“I see a great opportunity to push Victorinox fashion to the next level and I am looking forward to bringing my aesthetic and experience into the main collection,” said Raeburn. The 30-year-old designer won the British Fashion Award for emerging talent in men’s wear in 2011.
While Raeburn will play a key role in shaping the design vision for Victorinox apparel, the company’s design team, based in New York, will continue to report to Joel Tirinanzi, vice president of design. Raeburn reports to Beer and will work with the design team via daily communications and frequent trips from London.
The fashion division accounts for 7 percent of sales at Victorinox AG. Swiss Army knives account for 35 percent, household and professional cutlery for 20 percent, timepieces for 18 percent, travel gear for 14 percent and fragrances for 6 percent. All categories are directly operated by Victorinox AG apart from travel gear, which is licensed to St. Louis-based TRG Group.
About 90 percent of Victorinox apparel sales is in men’s and 10 percent in women’s. Key wholesale partners include Nordstrom, Bloomingdale’s and Lord & Taylor.
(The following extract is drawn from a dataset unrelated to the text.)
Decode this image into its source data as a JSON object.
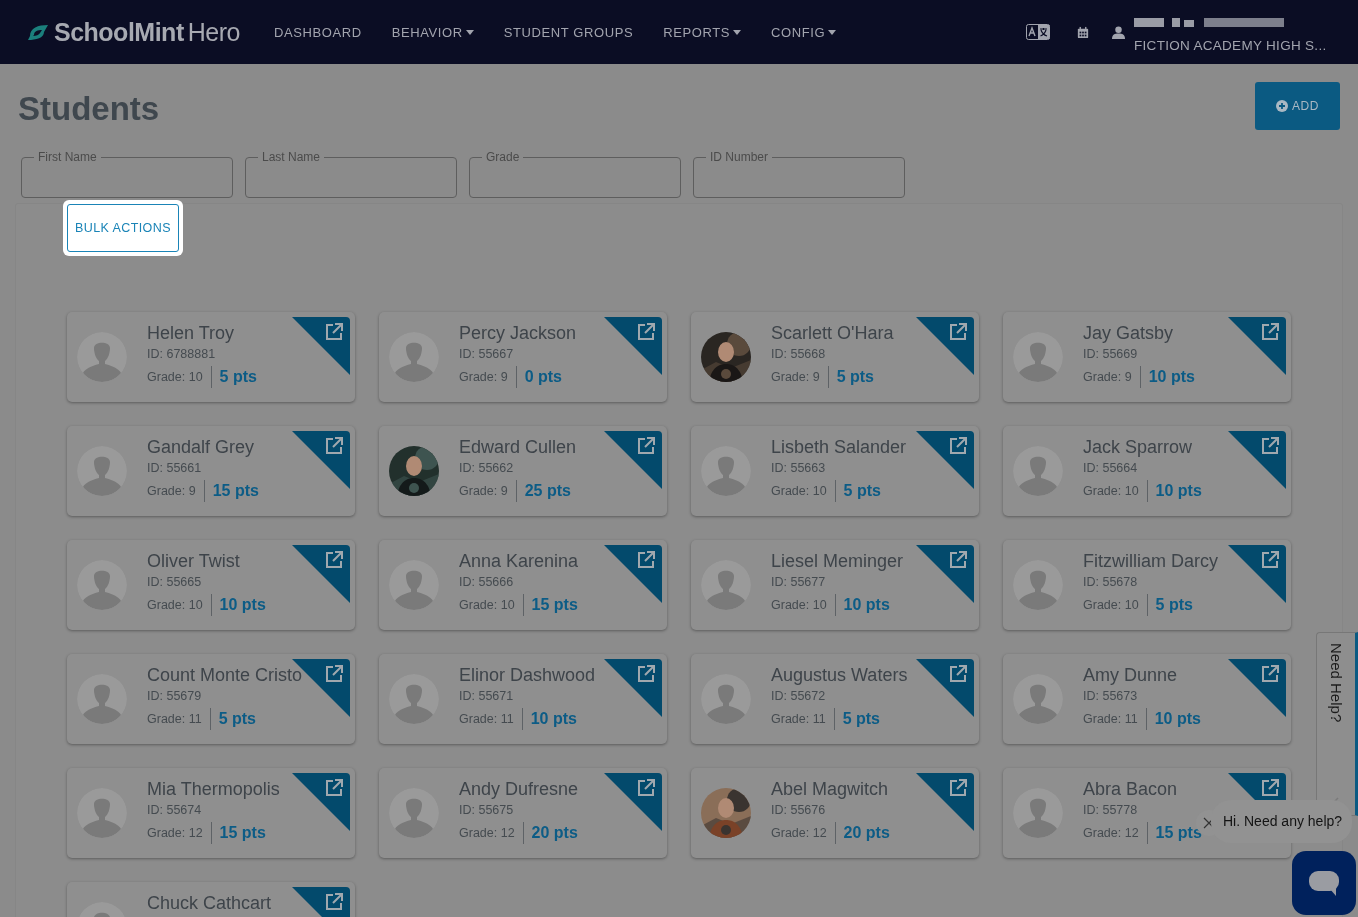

Victorinox operates eight full-price retail stores and two outlets in North America. This year, the brand will open outlets in San Marcos, Tex., Seattle and Toronto, as well as one full-price store in the Mall of America in Minneapolis. The company also operates units in London, Geneva, Düsseldorf, Tokyo, Hong Kong, Shanghai, Paris and Heidelberg, Germany.